Schools increasingly send students into the juvenile justice system for misbehavior that used to be handled within the school, reports the New York Times. The juvenile detention center has become an extension of the principal’s office. “The goal is not to put kids out, but to maintain classrooms free of disruptions that make it impossible for teachers to teach and kids to learn,” said Jane Bruss, spokeswoman for the Toledo public schools. “Would we like more alternatives? Yes, but everything has a cost associated with it.”
Critics say the trend has gone too far. “We’re demonizing children,” said James Ray, the administrative judge for the Lucas County juvenile court in Toledo. There were 1,727 such cases in Lucas County in 2002, up from 1,237 in 2000. Intake officer Fred Whitman said that only a handful of cases were for serious incidents like assaulting a teacher or taking a gun to school. Most involved unruly students.
The Times says that juvenile court judges in Ohio, Virginia, Kentucky, and Florida, complain that they are at risk of being overwhelmed by misconduct cases that should be handled in the schools.
Anecdotal evidence suggests that such cases are on the rise. “Everybody agreed – no matter what side of the system they’re from – that they are seeing increasing numbers of kids coming to court for school-based offenses,” said Andy Block, who assisted in a 2001 study of Virginia’s juvenile justice system by the American Bar Association. “All the professionals in the court system were very resentful of this. They felt they were being handed problems and students that the schools were better equipped to address.”

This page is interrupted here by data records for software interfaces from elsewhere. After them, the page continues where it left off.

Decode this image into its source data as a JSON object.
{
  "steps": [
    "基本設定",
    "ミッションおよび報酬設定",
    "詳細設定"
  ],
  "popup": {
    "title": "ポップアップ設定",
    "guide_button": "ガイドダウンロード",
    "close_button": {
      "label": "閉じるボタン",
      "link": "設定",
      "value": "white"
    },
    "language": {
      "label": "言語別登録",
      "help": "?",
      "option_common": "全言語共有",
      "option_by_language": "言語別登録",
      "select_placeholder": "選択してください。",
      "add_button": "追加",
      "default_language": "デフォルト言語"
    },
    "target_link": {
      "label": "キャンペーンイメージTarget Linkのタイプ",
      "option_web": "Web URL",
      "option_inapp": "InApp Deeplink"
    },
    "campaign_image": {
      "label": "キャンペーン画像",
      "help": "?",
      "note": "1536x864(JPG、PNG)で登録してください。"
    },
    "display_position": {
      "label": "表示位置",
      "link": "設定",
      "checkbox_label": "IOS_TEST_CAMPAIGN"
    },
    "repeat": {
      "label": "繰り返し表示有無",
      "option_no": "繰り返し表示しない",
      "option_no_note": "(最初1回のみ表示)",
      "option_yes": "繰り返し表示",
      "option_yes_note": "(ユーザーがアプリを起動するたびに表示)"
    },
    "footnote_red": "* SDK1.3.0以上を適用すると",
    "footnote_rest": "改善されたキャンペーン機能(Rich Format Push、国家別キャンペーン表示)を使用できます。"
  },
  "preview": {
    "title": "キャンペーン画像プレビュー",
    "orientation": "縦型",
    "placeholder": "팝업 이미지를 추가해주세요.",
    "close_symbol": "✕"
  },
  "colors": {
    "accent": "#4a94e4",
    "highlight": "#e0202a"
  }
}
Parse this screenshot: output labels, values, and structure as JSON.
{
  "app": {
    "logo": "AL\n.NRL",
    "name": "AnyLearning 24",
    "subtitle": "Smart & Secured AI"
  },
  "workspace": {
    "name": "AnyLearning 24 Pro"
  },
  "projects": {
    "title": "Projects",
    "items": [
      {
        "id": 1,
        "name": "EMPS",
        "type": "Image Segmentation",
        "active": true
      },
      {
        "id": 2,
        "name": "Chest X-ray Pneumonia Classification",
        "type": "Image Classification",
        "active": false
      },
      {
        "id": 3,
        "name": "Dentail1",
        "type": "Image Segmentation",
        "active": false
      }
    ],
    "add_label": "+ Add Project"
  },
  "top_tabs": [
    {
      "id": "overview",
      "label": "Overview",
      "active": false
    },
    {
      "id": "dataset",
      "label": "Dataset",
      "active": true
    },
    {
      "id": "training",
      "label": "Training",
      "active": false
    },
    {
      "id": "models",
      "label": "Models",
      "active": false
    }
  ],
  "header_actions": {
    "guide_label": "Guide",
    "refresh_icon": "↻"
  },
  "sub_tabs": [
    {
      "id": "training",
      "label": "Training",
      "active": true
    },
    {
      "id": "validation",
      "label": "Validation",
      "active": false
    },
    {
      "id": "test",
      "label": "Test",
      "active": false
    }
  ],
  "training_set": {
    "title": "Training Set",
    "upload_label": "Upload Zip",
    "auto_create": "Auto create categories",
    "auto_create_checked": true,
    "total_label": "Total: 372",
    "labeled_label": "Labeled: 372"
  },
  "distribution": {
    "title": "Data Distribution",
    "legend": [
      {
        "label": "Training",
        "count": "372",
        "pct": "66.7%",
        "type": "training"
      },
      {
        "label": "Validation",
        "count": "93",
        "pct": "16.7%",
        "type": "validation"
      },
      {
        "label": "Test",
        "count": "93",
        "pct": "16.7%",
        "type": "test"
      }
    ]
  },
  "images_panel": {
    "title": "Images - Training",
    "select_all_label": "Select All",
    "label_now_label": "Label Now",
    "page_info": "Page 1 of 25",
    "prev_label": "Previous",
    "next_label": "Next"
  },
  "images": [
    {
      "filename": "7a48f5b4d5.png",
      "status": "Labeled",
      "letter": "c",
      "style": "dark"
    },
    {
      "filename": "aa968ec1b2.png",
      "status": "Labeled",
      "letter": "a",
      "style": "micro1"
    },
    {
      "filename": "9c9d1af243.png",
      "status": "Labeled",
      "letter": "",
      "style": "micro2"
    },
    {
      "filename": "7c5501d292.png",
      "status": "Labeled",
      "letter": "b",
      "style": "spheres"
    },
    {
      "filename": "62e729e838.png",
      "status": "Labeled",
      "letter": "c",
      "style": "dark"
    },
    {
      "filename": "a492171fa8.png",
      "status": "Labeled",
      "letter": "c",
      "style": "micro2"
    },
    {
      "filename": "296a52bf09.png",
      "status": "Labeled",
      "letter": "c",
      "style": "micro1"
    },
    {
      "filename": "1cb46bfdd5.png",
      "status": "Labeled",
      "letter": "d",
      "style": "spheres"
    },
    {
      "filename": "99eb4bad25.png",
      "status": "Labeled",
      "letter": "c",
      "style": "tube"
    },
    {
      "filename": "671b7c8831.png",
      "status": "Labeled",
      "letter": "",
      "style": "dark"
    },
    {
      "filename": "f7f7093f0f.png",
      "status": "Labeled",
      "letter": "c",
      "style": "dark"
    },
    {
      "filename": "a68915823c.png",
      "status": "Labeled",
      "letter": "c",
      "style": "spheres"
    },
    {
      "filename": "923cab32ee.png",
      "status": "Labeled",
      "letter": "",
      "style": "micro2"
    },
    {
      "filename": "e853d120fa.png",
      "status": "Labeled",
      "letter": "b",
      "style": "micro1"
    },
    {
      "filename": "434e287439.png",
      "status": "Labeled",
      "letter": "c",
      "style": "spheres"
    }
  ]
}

The Advancement Project, a civil rights advocacy group in Washington, D.C., says there were 2,345 juvenile arrests in 2001 in public schools in Miami-Dade County, Fla., nearly three times as many as in 1999. Sixty percent were for “simple assaults” – fights that did not involve weapons –and “miscellaneous” charges, including disorderly conduct.